» DATA FOR THIS EXERCISE
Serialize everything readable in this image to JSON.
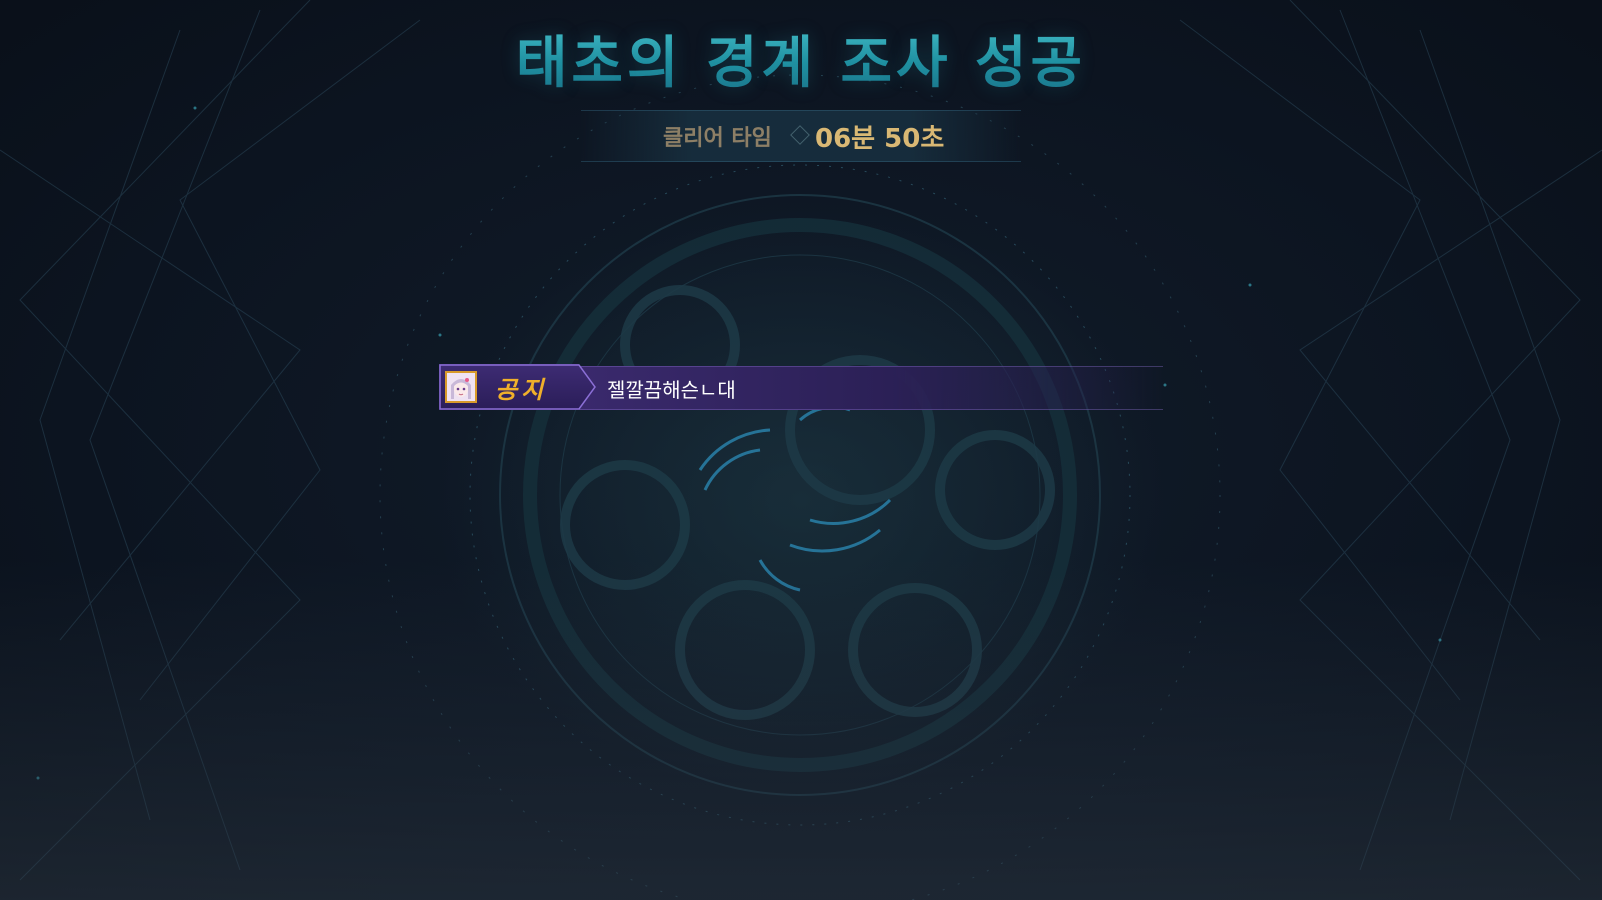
{
  "result": {
    "title": "태초의 경계 조사 성공",
    "clear_time_label": "클리어 타임",
    "clear_time_value": "06분 50초"
  },
  "notice": {
    "tag_label": "공지",
    "message": "젤깔끔해슨ㄴ대",
    "avatar_icon": "character-portrait-icon"
  },
  "colors": {
    "title": "#2fa7b3",
    "clear_time_value": "#d9b874",
    "clear_time_label": "#8d7f66",
    "notice_tag_text": "#f0b02a",
    "notice_bar": "#3b2a6e",
    "background": "#0d1520"
  }
}
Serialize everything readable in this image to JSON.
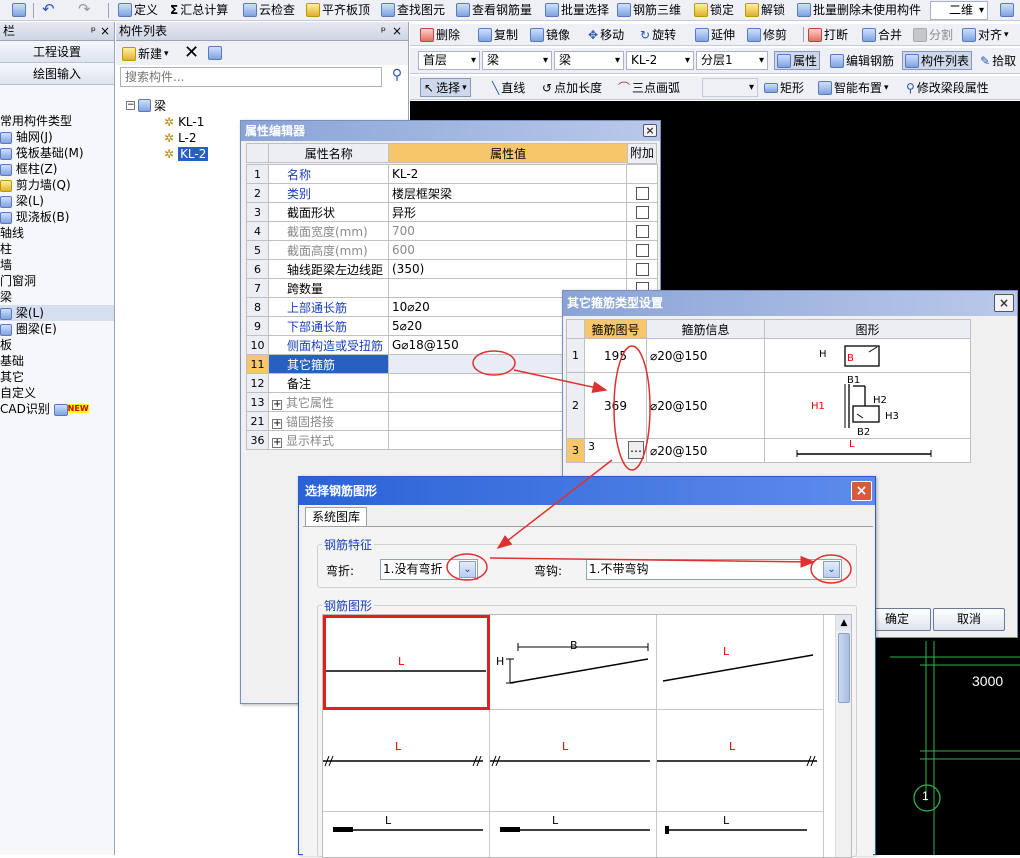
{
  "toolbar1": {
    "items": [
      "定义",
      "汇总计算",
      "云检查",
      "平齐板顶",
      "查找图元",
      "查看钢筋量",
      "批量选择",
      "钢筋三维",
      "锁定",
      "解锁",
      "批量删除未使用构件",
      "二维"
    ]
  },
  "left_panel": {
    "title": "栏",
    "btn_engineering": "工程设置",
    "btn_drawing": "绘图输入",
    "tree": [
      "常用构件类型",
      "轴网(J)",
      "筏板基础(M)",
      "框柱(Z)",
      "剪力墙(Q)",
      "梁(L)",
      "现浇板(B)",
      "轴线",
      "柱",
      "墙",
      "门窗洞",
      "梁",
      "梁(L)",
      "圈梁(E)",
      "板",
      "基础",
      "其它",
      "自定义",
      "CAD识别"
    ],
    "new_badge": "NEW"
  },
  "component_list": {
    "title": "构件列表",
    "new_label": "新建",
    "search_placeholder": "搜索构件...",
    "root": "梁",
    "items": [
      "KL-1",
      "L-2",
      "KL-2"
    ]
  },
  "toolbar2": {
    "items": [
      "删除",
      "复制",
      "镜像",
      "移动",
      "旋转",
      "延伸",
      "修剪",
      "打断",
      "合并",
      "分割",
      "对齐"
    ]
  },
  "toolbar3": {
    "combos": [
      "首层",
      "梁",
      "梁",
      "KL-2",
      "分层1"
    ],
    "items": [
      "属性",
      "编辑钢筋",
      "构件列表",
      "拾取"
    ]
  },
  "toolbar4": {
    "items": [
      "选择",
      "直线",
      "点加长度",
      "三点画弧",
      "矩形",
      "智能布置",
      "修改梁段属性"
    ]
  },
  "canvas": {
    "dim_label": "3000",
    "axis_label": "1"
  },
  "property_editor": {
    "title": "属性编辑器",
    "col_name": "属性名称",
    "col_value": "属性值",
    "col_extra": "附加",
    "rows": [
      {
        "no": "1",
        "name": "名称",
        "value": "KL-2"
      },
      {
        "no": "2",
        "name": "类别",
        "value": "楼层框架梁"
      },
      {
        "no": "3",
        "name": "截面形状",
        "value": "异形"
      },
      {
        "no": "4",
        "name": "截面宽度(mm)",
        "value": "700"
      },
      {
        "no": "5",
        "name": "截面高度(mm)",
        "value": "600"
      },
      {
        "no": "6",
        "name": "轴线距梁左边线距",
        "value": "(350)"
      },
      {
        "no": "7",
        "name": "跨数量",
        "value": ""
      },
      {
        "no": "8",
        "name": "上部通长筋",
        "value": "10⌀20"
      },
      {
        "no": "9",
        "name": "下部通长筋",
        "value": "5⌀20"
      },
      {
        "no": "10",
        "name": "侧面构造或受扭筋",
        "value": "G⌀18@150"
      },
      {
        "no": "11",
        "name": "其它箍筋",
        "value": ""
      },
      {
        "no": "12",
        "name": "备注",
        "value": ""
      },
      {
        "no": "13",
        "name": "其它属性",
        "value": ""
      },
      {
        "no": "21",
        "name": "锚固搭接",
        "value": ""
      },
      {
        "no": "36",
        "name": "显示样式",
        "value": ""
      }
    ]
  },
  "stirrup_dialog": {
    "title": "其它箍筋类型设置",
    "col_no": "箍筋图号",
    "col_info": "箍筋信息",
    "col_shape": "图形",
    "rows": [
      {
        "no": "1",
        "code": "195",
        "info": "⌀20@150"
      },
      {
        "no": "2",
        "code": "369",
        "info": "⌀20@150"
      },
      {
        "no": "3",
        "code": "3",
        "info": "⌀20@150"
      }
    ],
    "shape1": {
      "h": "H",
      "b": "B"
    },
    "shape2": {
      "b1": "B1",
      "h1": "H1",
      "h2": "H2",
      "h3": "H3",
      "b2": "B2"
    },
    "shape3": {
      "l": "L"
    },
    "ok": "确定",
    "cancel": "取消"
  },
  "rebar_dialog": {
    "title": "选择钢筋图形",
    "tab": "系统图库",
    "group_feature": "钢筋特征",
    "bend_label": "弯折:",
    "bend_value": "1.没有弯折",
    "hook_label": "弯钩:",
    "hook_value": "1.不带弯钩",
    "group_shape": "钢筋图形",
    "shape_labels": {
      "l": "L",
      "b": "B",
      "h": "H"
    }
  }
}
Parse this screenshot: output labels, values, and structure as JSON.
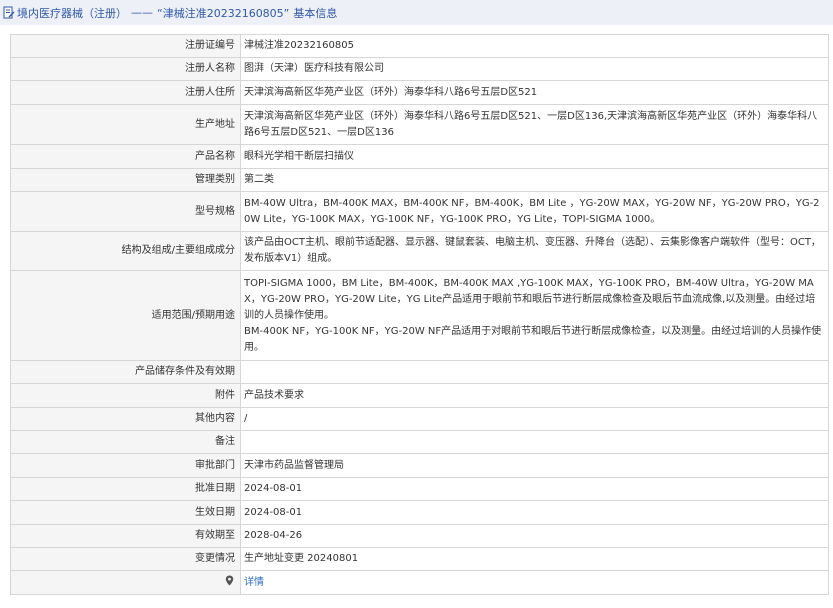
{
  "header": {
    "title": "境内医疗器械（注册）",
    "separator": "——",
    "record_quote": "“津械注准20232160805”",
    "suffix": "基本信息",
    "icon": "edit-document-icon"
  },
  "rows": [
    {
      "label": "注册证编号",
      "value": "津械注准20232160805"
    },
    {
      "label": "注册人名称",
      "value": "图湃（天津）医疗科技有限公司"
    },
    {
      "label": "注册人住所",
      "value": "天津滨海高新区华苑产业区（环外）海泰华科八路6号五层D区521"
    },
    {
      "label": "生产地址",
      "value": "天津滨海高新区华苑产业区（环外）海泰华科八路6号五层D区521、一层D区136,天津滨海高新区华苑产业区（环外）海泰华科八路6号五层D区521、一层D区136"
    },
    {
      "label": "产品名称",
      "value": "眼科光学相干断层扫描仪"
    },
    {
      "label": "管理类别",
      "value": "第二类"
    },
    {
      "label": "型号规格",
      "value": "BM-40W Ultra，BM-400K MAX，BM-400K NF，BM-400K，BM Lite ，YG-20W MAX，YG-20W NF，YG-20W PRO，YG-20W Lite，YG-100K MAX，YG-100K NF，YG-100K PRO，YG Lite，TOPI-SIGMA 1000。"
    },
    {
      "label": "结构及组成/主要组成成分",
      "value": "该产品由OCT主机、眼前节适配器、显示器、键鼠套装、电脑主机、变压器、升降台（选配）、云集影像客户端软件（型号：OCT，发布版本V1）组成。"
    },
    {
      "label": "适用范围/预期用途",
      "value": "TOPI-SIGMA 1000，BM Lite，BM-400K，BM-400K MAX ,YG-100K MAX，YG-100K PRO，BM-40W Ultra，YG-20W MAX，YG-20W PRO，YG-20W Lite，YG Lite产品适用于眼前节和眼后节进行断层成像检查及眼后节血流成像,以及测量。由经过培训的人员操作使用。\nBM-400K NF，YG-100K NF，YG-20W NF产品适用于对眼前节和眼后节进行断层成像检查，以及测量。由经过培训的人员操作使用。"
    },
    {
      "label": "产品储存条件及有效期",
      "value": ""
    },
    {
      "label": "附件",
      "value": "产品技术要求"
    },
    {
      "label": "其他内容",
      "value": "/"
    },
    {
      "label": "备注",
      "value": ""
    },
    {
      "label": "审批部门",
      "value": "天津市药品监督管理局"
    },
    {
      "label": "批准日期",
      "value": "2024-08-01"
    },
    {
      "label": "生效日期",
      "value": "2024-08-01"
    },
    {
      "label": "有效期至",
      "value": "2028-04-26"
    },
    {
      "label": "变更情况",
      "value": "生产地址变更 20240801"
    }
  ],
  "footer_row": {
    "icon": "location-pin-icon",
    "link_label": "详情"
  }
}
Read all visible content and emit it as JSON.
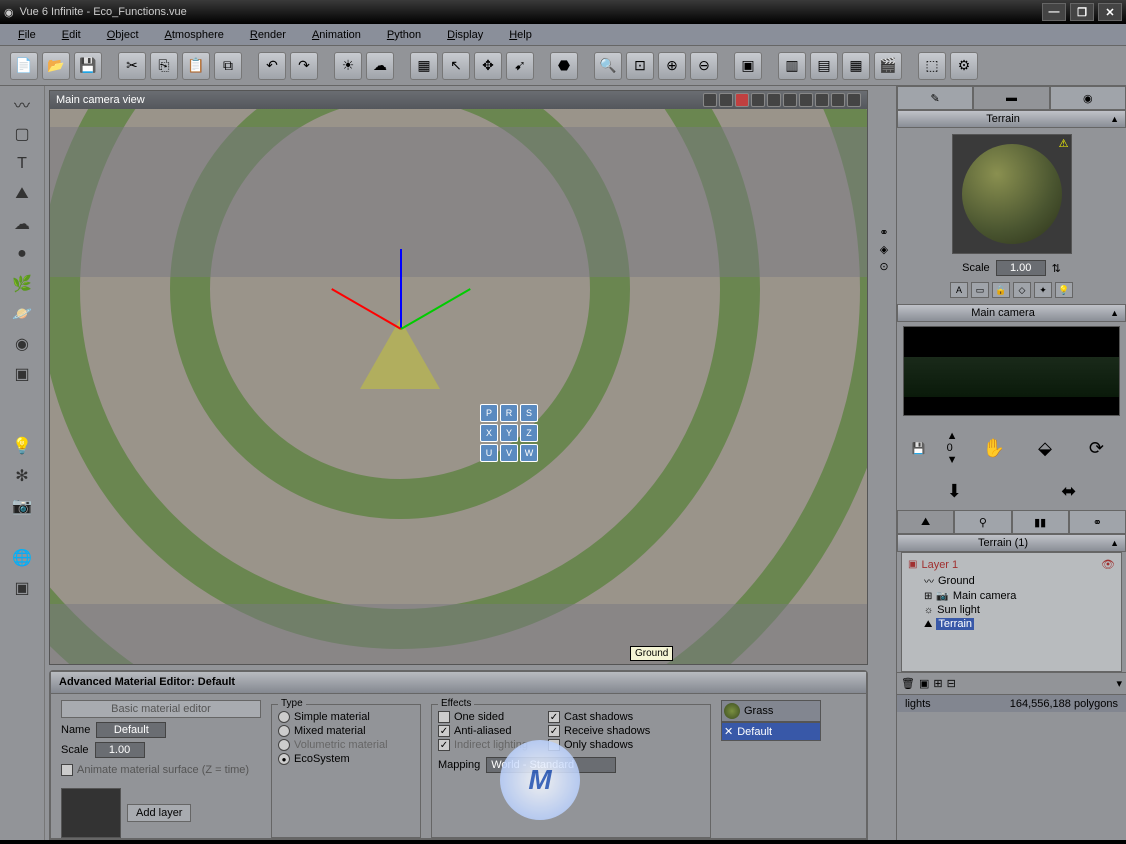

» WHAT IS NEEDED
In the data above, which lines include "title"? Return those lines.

» RESPONSE AREA
    "title": "태초의 경계 조사 성공",
    "title": "#2fa7b3",
    "title": "栏",
    "title": "构件列表",
    "title": "属性编辑器",
    "title": "其它箍筋类型设置",
    "title": "选择钢筋图形",
    "title": "境内医疗器械（注册）",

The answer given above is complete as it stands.